Items from a dataset

* * *

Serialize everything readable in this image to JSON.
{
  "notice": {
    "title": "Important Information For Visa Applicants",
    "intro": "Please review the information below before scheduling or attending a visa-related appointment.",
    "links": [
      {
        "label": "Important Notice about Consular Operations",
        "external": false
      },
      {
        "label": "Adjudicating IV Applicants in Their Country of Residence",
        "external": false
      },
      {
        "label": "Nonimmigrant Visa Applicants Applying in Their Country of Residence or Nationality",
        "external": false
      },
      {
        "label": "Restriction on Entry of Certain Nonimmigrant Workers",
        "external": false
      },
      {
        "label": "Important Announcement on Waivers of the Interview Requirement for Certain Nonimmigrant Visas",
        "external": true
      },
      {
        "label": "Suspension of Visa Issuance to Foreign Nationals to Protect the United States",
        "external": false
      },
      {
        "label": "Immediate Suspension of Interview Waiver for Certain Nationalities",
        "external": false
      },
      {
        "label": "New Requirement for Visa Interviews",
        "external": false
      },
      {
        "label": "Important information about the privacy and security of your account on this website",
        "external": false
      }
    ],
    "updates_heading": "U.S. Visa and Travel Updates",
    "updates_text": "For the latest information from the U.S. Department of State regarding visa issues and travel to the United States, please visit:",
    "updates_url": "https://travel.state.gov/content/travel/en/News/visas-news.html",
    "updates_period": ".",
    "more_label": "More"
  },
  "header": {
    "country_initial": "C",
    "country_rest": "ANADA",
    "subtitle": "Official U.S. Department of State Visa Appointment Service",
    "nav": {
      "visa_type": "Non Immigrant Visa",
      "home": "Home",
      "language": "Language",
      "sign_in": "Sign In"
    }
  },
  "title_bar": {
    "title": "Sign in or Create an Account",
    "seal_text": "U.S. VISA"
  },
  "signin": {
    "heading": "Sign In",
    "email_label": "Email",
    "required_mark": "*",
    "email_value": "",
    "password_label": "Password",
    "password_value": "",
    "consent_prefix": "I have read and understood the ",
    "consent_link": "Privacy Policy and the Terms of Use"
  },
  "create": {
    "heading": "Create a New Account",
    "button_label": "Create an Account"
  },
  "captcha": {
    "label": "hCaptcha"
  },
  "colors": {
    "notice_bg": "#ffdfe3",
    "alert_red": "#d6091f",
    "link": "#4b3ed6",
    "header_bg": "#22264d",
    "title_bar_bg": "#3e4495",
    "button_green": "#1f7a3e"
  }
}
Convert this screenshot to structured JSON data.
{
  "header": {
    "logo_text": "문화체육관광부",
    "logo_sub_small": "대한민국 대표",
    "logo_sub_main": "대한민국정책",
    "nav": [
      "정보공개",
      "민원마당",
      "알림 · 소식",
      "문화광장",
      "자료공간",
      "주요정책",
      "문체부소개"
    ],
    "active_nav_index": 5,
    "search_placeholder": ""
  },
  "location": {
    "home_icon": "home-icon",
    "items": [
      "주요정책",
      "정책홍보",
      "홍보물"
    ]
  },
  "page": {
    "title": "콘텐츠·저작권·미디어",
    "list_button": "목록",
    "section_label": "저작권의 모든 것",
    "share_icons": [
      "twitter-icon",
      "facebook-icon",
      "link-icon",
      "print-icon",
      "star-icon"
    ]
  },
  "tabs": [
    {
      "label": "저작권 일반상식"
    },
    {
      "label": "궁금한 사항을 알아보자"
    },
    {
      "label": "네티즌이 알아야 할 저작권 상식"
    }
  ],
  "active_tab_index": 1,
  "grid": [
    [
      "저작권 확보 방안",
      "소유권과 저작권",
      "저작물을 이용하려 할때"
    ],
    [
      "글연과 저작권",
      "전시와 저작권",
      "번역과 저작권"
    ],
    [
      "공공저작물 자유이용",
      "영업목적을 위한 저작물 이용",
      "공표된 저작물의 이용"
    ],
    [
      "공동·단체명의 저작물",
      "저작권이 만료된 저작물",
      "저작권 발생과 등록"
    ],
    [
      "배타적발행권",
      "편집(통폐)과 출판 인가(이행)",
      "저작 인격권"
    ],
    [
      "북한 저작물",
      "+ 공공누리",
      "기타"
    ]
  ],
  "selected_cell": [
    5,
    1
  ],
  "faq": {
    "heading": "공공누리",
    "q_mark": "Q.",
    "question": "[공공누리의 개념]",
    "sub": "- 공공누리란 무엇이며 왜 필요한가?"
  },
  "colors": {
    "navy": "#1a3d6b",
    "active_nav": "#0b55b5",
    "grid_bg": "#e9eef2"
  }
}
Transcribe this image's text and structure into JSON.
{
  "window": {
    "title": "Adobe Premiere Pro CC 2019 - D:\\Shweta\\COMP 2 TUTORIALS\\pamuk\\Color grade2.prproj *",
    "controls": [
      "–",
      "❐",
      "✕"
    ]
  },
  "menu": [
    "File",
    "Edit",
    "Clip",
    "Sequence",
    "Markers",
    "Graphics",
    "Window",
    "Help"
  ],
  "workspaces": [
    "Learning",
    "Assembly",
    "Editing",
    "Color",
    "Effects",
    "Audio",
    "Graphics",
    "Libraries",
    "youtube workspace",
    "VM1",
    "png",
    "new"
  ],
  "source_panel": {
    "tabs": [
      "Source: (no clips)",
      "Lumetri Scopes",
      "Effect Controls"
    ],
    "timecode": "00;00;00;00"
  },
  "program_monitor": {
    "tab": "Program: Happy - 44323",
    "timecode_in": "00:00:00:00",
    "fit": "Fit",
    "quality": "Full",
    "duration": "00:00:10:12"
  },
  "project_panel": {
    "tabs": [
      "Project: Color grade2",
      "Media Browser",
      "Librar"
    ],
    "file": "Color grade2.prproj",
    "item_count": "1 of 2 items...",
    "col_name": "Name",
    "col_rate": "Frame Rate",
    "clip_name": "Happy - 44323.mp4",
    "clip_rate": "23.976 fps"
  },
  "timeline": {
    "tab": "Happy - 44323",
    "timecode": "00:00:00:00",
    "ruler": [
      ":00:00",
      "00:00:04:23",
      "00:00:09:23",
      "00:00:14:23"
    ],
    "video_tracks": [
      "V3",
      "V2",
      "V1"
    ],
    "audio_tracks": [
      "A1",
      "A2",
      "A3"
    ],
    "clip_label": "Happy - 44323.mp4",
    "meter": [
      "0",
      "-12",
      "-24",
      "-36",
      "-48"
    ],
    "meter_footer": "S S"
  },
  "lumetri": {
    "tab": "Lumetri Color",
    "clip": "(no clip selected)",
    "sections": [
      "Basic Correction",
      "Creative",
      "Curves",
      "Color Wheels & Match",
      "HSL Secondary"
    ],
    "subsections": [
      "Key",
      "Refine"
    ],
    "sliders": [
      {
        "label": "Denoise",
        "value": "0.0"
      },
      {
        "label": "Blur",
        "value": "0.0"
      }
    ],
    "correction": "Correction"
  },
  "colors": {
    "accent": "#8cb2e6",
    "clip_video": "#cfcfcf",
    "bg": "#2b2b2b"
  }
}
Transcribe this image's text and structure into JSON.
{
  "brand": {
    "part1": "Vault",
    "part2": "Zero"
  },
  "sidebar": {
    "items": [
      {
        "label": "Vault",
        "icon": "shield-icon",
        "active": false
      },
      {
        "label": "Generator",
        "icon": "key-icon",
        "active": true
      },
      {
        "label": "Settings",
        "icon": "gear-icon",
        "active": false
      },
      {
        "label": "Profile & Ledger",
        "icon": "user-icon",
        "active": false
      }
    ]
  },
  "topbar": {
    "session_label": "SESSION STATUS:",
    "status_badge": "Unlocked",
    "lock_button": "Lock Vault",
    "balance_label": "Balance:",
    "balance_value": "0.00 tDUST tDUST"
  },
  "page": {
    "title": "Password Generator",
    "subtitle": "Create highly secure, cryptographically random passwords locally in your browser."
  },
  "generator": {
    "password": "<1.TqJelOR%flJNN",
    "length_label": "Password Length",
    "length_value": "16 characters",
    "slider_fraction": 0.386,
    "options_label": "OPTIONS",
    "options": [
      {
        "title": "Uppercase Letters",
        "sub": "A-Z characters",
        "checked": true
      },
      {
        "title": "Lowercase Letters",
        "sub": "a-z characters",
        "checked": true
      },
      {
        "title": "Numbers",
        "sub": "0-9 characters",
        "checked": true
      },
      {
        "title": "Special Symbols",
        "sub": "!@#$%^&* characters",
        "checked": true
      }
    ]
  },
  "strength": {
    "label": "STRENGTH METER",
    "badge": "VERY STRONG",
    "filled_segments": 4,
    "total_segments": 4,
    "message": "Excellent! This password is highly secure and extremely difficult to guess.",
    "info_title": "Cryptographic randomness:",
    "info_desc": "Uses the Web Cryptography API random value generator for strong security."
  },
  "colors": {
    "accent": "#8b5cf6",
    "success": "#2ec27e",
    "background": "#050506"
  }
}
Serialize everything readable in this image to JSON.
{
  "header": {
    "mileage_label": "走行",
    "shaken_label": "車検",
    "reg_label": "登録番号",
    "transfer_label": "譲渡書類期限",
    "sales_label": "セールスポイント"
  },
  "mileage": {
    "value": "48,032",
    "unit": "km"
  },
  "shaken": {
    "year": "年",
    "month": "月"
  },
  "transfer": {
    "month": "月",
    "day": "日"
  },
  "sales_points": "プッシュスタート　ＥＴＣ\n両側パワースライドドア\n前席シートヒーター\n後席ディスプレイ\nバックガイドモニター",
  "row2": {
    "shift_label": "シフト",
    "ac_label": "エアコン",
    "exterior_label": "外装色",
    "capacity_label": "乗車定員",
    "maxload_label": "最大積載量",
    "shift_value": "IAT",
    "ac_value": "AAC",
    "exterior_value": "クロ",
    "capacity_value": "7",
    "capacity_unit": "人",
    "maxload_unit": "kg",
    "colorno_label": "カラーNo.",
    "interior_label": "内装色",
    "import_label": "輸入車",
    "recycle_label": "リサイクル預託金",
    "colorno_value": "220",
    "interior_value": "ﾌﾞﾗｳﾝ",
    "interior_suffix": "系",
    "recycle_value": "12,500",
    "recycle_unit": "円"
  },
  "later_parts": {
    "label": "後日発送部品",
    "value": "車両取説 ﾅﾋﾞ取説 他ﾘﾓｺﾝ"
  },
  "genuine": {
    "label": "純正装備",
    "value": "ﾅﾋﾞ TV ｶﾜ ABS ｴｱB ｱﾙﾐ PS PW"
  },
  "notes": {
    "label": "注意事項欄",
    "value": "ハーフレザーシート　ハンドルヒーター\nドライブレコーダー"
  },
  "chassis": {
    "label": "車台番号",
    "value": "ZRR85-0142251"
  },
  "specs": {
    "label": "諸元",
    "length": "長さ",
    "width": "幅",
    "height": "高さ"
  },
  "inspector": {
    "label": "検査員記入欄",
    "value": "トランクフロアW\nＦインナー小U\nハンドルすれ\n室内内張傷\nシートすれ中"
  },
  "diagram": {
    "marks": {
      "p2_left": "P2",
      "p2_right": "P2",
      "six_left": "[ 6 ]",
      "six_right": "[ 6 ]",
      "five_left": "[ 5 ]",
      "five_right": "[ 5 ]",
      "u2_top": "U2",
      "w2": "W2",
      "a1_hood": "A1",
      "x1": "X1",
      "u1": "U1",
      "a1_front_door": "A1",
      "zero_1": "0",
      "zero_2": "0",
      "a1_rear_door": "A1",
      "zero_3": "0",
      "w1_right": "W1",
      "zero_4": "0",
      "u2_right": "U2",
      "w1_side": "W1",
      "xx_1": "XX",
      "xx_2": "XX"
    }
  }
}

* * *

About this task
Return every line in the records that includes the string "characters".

Answer to this exercise
    "length_value": "16 characters",
        "sub": "A-Z characters",
        "sub": "a-z characters",
        "sub": "0-9 characters",
        "sub": "!@#$%^&* characters",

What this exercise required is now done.